The D Acres model envisions a way to devise a sustainable future by building a localized economy that provides more than seasonal produce, a handful of eggs, and green appliances. With the goal of perennial viability for humanity within their ecosystem, D Acres is attempting an approach to sustainability that encompasses practical, spiritual, and ethical components. In short: They are trying to create a rural community ecology that evolves in perpetuity.
From working with oxen to working with a board of directors, no other book contains such a wealth of innovative ideas and ways to make your farm or homestead not only more sustainable, but more inclusive of, and beneficial to, the larger community. Readers will find information on such subjects as:
Working with pigs to transform forested landscapes into arable land;
Designing and building unique, multifunctional farm and community spaces using various techniques and materials;
Creating and perpetuating diverse revenue streams to keep your farm organization solvent and resilient;
Receiving maximum benefits and yields for the farm without denigrating resources or the regional ecology;
Implementing a fair and effective governance structure;

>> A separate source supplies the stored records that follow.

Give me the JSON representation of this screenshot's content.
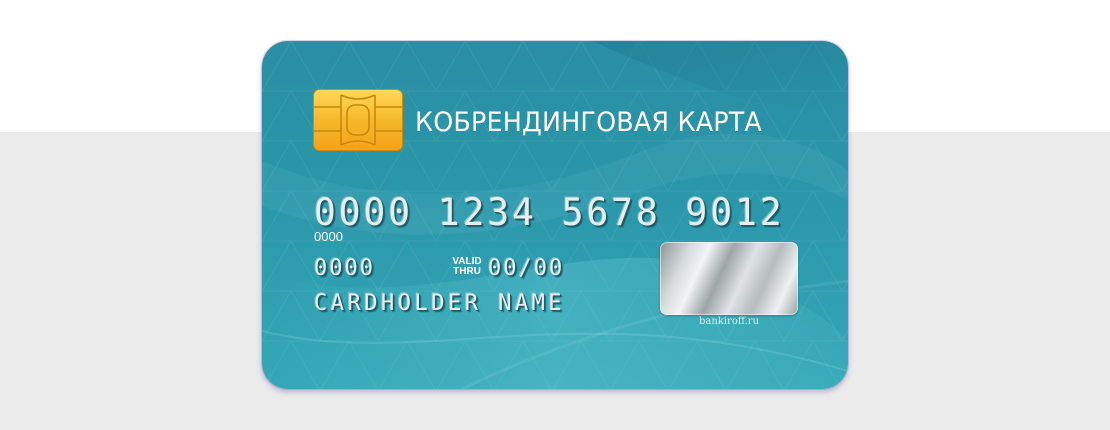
{
  "card": {
    "brand_title": "КОБРЕНДИНГОВАЯ КАРТА",
    "card_number": "0000 1234 5678 9012",
    "number_sub_code": "0000",
    "left_code": "0000",
    "valid_thru_label_line1": "VALID",
    "valid_thru_label_line2": "THRU",
    "expiry": "00/00",
    "cardholder_name": "CARDHOLDER NAME",
    "watermark": "bankiroff.ru"
  },
  "colors": {
    "card_base": "#2a97aa",
    "chip_gold": "#f2c53d",
    "page_top": "#ffffff",
    "page_bottom": "#ebebeb"
  },
  "icons": {
    "chip": "emv-chip-icon",
    "hologram": "hologram-sticker"
  }
}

Constructing everything from solar dehydrators and cookers to treehouses and ponds; and,
Connecting and partnering with the larger community beyond the farm.
Emphasizing collaboration, cooperation, and mutualism, this book promises to inspire a new generation of growers, builders, educators, artists, and dreamers who are seeking new and practical ways to address today’s problems on a community scale.
Pascal Baudar is the author of The Wildcrafting Brewer and The New WildcraftedCuisine. He works as a wild-food researcher, wild brewer, and instructor in traditional food preservation techniques. Over the years, through his weekly classes and seminars, he has introduced thousands of home cooks, local chefs, and foodies to the flavors offered by their wild landscapes.
In 2014, Baudar was named one of the 25 most influential local tastemakers by Los Angeles Magazine, and in 2017 his instructional programs, taught through Urban Outdoor Skills, were named one of the seven most creative cooking classes in the L.A. region.